• [Your task]: In this exercise, set down every entry that follows exactly as it appears.

:: Study material

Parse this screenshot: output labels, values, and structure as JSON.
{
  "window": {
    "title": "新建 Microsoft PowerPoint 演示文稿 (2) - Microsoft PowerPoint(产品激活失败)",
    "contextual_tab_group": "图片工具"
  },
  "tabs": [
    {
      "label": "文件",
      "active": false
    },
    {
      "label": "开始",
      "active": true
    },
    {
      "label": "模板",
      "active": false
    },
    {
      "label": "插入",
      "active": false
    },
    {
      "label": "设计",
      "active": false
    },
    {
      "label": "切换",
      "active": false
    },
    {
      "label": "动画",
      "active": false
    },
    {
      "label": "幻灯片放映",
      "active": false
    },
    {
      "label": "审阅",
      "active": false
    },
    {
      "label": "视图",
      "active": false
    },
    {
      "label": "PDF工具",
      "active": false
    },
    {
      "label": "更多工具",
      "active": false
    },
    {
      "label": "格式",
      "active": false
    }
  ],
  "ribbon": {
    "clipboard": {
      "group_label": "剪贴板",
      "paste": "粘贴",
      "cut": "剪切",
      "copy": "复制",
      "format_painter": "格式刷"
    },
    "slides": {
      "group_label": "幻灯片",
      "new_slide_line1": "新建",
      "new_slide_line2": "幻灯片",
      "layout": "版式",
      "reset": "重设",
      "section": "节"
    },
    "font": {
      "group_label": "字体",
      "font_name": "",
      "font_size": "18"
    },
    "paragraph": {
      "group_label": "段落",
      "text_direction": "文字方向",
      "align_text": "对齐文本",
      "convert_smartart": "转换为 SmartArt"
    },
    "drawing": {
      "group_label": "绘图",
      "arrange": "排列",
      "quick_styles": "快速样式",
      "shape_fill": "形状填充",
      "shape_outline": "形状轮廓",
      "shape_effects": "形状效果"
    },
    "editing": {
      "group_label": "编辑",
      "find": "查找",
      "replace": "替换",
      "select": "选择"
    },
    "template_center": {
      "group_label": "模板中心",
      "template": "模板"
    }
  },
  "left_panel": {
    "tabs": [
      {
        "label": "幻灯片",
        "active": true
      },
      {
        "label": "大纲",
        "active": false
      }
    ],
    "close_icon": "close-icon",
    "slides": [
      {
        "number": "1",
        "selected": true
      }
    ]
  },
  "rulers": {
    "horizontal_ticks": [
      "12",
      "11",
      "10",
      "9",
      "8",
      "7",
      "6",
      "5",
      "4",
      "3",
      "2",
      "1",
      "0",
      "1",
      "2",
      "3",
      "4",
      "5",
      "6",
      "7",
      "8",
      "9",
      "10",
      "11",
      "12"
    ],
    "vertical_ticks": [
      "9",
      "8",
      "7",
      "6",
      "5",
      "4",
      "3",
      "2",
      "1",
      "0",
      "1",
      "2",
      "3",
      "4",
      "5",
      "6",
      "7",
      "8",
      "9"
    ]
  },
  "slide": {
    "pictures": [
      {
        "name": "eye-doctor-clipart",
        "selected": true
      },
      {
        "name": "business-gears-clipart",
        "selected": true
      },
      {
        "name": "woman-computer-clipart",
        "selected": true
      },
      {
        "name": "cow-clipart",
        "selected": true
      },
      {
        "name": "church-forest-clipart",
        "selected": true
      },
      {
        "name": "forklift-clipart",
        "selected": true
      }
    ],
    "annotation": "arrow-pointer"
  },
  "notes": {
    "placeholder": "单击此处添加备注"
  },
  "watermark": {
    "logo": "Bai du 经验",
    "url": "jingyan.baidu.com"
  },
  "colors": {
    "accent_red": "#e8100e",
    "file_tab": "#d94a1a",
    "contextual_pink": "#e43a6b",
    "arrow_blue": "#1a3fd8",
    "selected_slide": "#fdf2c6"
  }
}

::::

• [Written solution]:
Parse this screenshot: output labels, values, and structure as JSON.
{
  "window": {
    "title": "新建 Microsoft PowerPoint 演示文稿 (2) - Microsoft PowerPoint(产品激活失败)",
    "contextual_tab_group": "图片工具"
  },
  "tabs": [
    {
      "label": "文件",
      "active": false
    },
    {
      "label": "开始",
      "active": true
    },
    {
      "label": "模板",
      "active": false
    },
    {
      "label": "插入",
      "active": false
    },
    {
      "label": "设计",
      "active": false
    },
    {
      "label": "切换",
      "active": false
    },
    {
      "label": "动画",
      "active": false
    },
    {
      "label": "幻灯片放映",
      "active": false
    },
    {
      "label": "审阅",
      "active": false
    },
    {
      "label": "视图",
      "active": false
    },
    {
      "label": "PDF工具",
      "active": false
    },
    {
      "label": "更多工具",
      "active": false
    },
    {
      "label": "格式",
      "active": false
    }
  ],
  "ribbon": {
    "clipboard": {
      "group_label": "剪贴板",
      "paste": "粘贴",
      "cut": "剪切",
      "copy": "复制",
      "format_painter": "格式刷"
    },
    "slides": {
      "group_label": "幻灯片",
      "new_slide_line1": "新建",
      "new_slide_line2": "幻灯片",
      "layout": "版式",
      "reset": "重设",
      "section": "节"
    },
    "font": {
      "group_label": "字体",
      "font_name": "",
      "font_size": "18"
    },
    "paragraph": {
      "group_label": "段落",
      "text_direction": "文字方向",
      "align_text": "对齐文本",
      "convert_smartart": "转换为 SmartArt"
    },
    "drawing": {
      "group_label": "绘图",
      "arrange": "排列",
      "quick_styles": "快速样式",
      "shape_fill": "形状填充",
      "shape_outline": "形状轮廓",
      "shape_effects": "形状效果"
    },
    "editing": {
      "group_label": "编辑",
      "find": "查找",
      "replace": "替换",
      "select": "选择"
    },
    "template_center": {
      "group_label": "模板中心",
      "template": "模板"
    }
  },
  "left_panel": {
    "tabs": [
      {
        "label": "幻灯片",
        "active": true
      },
      {
        "label": "大纲",
        "active": false
      }
    ],
    "close_icon": "close-icon",
    "slides": [
      {
        "number": "1",
        "selected": true
      }
    ]
  },
  "rulers": {
    "horizontal_ticks": [
      "12",
      "11",
      "10",
      "9",
      "8",
      "7",
      "6",
      "5",
      "4",
      "3",
      "2",
      "1",
      "0",
      "1",
      "2",
      "3",
      "4",
      "5",
      "6",
      "7",
      "8",
      "9",
      "10",
      "11",
      "12"
    ],
    "vertical_ticks": [
      "9",
      "8",
      "7",
      "6",
      "5",
      "4",
      "3",
      "2",
      "1",
      "0",
      "1",
      "2",
      "3",
      "4",
      "5",
      "6",
      "7",
      "8",
      "9"
    ]
  },
  "slide": {
    "pictures": [
      {
        "name": "eye-doctor-clipart",
        "selected": true
      },
      {
        "name": "business-gears-clipart",
        "selected": true
      },
      {
        "name": "woman-computer-clipart",
        "selected": true
      },
      {
        "name": "cow-clipart",
        "selected": true
      },
      {
        "name": "church-forest-clipart",
        "selected": true
      },
      {
        "name": "forklift-clipart",
        "selected": true
      }
    ],
    "annotation": "arrow-pointer"
  },
  "notes": {
    "placeholder": "单击此处添加备注"
  },
  "watermark": {
    "logo": "Bai du 经验",
    "url": "jingyan.baidu.com"
  },
  "colors": {
    "accent_red": "#e8100e",
    "file_tab": "#d94a1a",
    "contextual_pink": "#e43a6b",
    "arrow_blue": "#1a3fd8",
    "selected_slide": "#fdf2c6"
  }
}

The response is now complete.